- What is needed: Among the entries below, find the lines that hold the word "data" and report them.
┄┄┄┄┄┄┄┄┄┄┄┄┄┄┄┄┄┄┄┄
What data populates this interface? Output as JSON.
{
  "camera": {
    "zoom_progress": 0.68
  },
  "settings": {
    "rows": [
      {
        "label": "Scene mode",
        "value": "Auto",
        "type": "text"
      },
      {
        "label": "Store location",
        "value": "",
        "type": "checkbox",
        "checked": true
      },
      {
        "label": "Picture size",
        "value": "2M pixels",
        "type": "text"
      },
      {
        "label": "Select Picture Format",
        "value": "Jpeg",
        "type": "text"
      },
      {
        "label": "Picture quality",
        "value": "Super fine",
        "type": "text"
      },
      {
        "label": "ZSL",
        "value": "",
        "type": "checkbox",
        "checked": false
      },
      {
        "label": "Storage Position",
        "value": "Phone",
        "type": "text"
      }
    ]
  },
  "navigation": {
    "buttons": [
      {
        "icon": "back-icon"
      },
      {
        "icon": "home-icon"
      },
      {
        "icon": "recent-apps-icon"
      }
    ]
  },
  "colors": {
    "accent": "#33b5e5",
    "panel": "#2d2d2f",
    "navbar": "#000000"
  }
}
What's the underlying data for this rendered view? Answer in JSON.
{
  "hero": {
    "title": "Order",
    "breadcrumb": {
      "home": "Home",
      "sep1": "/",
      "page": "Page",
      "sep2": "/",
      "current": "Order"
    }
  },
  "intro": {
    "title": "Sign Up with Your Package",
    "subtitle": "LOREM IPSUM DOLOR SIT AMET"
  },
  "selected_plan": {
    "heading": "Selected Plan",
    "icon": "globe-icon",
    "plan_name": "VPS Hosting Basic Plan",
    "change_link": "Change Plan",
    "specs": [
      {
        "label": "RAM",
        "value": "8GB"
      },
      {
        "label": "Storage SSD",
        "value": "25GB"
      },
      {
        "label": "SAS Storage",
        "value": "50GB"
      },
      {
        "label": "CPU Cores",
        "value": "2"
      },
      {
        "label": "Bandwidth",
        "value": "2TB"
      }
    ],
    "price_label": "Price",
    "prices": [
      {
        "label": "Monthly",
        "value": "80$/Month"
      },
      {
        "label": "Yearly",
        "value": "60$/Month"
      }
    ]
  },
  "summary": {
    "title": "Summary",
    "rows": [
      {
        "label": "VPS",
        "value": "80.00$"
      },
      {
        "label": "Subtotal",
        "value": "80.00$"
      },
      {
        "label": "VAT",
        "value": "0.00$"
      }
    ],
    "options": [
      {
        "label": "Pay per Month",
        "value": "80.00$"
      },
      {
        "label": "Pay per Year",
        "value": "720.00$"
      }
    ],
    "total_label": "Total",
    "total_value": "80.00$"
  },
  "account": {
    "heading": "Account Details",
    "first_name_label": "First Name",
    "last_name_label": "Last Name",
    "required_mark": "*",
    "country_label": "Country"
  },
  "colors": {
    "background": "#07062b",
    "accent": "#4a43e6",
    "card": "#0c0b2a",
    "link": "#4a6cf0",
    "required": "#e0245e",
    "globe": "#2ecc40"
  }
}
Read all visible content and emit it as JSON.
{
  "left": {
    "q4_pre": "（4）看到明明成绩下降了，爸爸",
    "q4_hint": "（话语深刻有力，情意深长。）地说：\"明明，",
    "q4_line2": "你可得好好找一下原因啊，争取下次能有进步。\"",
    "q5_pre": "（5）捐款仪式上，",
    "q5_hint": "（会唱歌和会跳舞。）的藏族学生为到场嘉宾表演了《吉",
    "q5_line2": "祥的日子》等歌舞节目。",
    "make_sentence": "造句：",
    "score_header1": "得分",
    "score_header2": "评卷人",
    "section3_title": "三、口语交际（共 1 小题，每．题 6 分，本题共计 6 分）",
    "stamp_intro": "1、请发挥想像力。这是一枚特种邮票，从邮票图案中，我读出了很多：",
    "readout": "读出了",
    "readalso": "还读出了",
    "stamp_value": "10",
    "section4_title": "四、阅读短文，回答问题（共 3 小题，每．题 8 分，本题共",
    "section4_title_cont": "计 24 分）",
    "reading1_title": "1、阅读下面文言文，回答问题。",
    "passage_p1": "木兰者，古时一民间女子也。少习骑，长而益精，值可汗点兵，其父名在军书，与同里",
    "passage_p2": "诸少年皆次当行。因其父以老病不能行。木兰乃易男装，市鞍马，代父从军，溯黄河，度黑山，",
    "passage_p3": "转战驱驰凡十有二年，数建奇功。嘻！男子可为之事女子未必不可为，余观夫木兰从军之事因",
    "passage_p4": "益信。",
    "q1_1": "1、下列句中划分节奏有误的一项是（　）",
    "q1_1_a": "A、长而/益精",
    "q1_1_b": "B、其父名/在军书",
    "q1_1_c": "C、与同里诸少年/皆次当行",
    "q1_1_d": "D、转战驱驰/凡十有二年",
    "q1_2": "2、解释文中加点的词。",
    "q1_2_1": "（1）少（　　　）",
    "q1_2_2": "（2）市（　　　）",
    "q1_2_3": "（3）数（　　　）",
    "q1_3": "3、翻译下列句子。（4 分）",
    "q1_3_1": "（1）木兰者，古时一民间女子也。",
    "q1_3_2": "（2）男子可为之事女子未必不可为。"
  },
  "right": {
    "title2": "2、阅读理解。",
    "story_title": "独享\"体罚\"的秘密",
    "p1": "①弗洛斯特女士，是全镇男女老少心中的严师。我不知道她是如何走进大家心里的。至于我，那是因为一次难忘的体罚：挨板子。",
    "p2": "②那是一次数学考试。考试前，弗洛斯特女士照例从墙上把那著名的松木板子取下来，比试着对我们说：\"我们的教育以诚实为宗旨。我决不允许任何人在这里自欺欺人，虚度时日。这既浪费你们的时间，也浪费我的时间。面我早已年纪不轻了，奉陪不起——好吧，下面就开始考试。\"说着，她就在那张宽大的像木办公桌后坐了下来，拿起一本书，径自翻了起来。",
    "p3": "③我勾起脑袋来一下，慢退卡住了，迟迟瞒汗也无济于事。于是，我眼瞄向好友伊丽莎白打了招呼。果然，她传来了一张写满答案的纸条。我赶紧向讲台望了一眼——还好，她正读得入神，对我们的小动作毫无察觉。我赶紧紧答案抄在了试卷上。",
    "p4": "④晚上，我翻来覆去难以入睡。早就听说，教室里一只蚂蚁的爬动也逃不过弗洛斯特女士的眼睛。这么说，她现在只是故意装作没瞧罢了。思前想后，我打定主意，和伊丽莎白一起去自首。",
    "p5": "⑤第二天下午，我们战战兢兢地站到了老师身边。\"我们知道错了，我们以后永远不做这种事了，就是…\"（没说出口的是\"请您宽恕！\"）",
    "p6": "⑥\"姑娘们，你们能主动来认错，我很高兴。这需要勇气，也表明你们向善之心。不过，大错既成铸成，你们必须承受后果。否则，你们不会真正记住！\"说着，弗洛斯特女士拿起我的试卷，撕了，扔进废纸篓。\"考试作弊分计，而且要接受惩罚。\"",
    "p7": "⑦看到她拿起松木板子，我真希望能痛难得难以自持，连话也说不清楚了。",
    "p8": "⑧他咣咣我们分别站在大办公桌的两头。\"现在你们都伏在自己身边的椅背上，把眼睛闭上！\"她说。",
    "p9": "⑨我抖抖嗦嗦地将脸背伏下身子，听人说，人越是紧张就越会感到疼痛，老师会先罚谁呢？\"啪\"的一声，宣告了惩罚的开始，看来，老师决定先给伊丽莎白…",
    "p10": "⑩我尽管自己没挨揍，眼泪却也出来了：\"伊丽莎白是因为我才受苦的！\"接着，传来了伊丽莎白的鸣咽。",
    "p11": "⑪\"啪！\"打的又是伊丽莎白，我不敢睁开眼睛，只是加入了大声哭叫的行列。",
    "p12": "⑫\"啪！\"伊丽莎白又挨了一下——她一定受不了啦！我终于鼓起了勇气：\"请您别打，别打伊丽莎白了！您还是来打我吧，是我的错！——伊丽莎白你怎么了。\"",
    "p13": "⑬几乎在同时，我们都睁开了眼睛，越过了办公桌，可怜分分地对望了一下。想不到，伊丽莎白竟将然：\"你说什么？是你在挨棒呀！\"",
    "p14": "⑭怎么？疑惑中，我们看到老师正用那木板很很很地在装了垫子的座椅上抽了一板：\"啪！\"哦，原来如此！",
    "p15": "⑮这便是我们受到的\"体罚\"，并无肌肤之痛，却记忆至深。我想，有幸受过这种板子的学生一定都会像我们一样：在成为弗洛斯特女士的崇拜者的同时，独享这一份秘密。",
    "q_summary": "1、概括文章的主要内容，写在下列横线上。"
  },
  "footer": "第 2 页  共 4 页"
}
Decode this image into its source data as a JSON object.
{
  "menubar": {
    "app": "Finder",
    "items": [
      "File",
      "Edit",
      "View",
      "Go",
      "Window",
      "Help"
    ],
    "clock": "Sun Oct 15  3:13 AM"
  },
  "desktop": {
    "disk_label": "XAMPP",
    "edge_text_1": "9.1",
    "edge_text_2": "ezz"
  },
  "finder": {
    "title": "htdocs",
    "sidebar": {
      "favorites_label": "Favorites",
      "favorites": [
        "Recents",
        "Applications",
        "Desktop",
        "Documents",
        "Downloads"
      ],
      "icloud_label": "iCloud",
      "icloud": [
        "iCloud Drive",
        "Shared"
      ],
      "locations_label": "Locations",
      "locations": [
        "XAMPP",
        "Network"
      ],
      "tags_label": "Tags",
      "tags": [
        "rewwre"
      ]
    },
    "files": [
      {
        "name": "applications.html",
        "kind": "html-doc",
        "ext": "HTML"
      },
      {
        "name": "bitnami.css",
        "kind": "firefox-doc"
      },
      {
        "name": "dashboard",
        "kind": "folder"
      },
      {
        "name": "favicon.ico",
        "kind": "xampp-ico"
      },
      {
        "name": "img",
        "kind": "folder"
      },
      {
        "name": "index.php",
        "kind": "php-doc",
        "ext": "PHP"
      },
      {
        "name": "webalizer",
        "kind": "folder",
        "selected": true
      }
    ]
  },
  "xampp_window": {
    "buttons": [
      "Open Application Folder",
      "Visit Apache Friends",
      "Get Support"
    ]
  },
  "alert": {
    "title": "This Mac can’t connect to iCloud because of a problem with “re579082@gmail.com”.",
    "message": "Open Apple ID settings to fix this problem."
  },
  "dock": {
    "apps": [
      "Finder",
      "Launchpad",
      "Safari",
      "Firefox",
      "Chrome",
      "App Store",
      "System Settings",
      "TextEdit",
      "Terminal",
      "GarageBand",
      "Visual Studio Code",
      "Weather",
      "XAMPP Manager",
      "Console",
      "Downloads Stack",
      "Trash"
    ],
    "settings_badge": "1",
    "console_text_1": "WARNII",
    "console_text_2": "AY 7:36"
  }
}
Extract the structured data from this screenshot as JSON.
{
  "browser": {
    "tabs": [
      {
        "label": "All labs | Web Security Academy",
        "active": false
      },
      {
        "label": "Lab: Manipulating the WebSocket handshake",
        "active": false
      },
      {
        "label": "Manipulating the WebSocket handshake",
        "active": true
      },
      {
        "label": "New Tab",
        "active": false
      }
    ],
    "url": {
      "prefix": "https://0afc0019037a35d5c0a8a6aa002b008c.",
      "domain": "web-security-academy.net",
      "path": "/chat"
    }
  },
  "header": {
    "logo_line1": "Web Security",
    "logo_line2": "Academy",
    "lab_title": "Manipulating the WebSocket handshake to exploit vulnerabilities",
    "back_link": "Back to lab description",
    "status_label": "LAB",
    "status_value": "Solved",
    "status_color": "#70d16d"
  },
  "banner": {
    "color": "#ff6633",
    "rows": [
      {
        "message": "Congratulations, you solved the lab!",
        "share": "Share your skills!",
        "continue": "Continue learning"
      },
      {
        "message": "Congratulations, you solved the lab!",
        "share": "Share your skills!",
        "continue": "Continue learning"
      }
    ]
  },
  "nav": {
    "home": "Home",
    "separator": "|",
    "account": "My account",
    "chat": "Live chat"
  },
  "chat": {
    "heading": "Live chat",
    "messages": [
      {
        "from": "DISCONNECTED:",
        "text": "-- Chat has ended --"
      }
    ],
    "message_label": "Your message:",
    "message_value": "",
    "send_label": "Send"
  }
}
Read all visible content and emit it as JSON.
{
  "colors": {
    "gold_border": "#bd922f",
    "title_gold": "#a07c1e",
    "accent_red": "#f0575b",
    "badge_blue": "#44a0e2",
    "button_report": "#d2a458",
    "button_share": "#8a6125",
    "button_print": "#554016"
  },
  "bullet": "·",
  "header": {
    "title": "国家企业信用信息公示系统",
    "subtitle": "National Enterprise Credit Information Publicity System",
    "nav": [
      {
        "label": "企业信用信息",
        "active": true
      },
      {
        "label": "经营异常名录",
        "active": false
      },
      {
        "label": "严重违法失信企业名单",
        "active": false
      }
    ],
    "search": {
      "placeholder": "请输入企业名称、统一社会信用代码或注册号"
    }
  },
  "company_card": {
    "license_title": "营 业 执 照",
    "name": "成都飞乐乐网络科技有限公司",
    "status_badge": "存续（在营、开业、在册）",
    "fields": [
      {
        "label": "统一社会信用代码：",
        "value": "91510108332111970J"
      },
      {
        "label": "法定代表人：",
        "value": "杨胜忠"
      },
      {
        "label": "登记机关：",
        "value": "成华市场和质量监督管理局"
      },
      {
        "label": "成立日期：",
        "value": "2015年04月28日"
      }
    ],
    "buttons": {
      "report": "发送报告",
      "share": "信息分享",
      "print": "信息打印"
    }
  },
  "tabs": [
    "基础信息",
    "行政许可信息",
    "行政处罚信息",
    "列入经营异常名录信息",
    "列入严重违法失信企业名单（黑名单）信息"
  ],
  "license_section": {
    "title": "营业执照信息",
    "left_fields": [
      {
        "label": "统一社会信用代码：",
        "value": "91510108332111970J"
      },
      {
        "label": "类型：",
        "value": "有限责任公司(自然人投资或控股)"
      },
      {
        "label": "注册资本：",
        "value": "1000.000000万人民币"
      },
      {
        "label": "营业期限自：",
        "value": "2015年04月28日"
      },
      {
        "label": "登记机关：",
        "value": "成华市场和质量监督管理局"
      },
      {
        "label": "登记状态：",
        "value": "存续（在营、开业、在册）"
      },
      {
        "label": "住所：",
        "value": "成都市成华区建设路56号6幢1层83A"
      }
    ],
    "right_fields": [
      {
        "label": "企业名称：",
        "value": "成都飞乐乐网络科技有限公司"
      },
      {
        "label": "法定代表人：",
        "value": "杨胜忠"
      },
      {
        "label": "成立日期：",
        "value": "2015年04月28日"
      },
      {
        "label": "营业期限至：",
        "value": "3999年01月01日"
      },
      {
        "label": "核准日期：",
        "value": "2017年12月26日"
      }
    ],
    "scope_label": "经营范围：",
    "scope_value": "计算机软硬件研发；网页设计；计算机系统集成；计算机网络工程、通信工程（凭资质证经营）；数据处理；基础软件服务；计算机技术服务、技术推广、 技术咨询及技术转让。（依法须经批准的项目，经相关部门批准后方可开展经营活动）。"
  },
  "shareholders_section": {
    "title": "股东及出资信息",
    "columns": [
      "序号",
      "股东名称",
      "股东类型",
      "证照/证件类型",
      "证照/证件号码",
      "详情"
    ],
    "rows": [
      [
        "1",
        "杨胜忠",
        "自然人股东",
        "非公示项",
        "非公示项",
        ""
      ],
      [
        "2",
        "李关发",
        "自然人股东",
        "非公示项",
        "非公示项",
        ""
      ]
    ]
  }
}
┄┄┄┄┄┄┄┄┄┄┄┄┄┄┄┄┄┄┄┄
- Task result:
What data populates this interface? Output as JSON.
What's the underlying data for this rendered view? Answer in JSON.
Decode this image into its source data as a JSON object.
Extract the structured data from this screenshot as JSON.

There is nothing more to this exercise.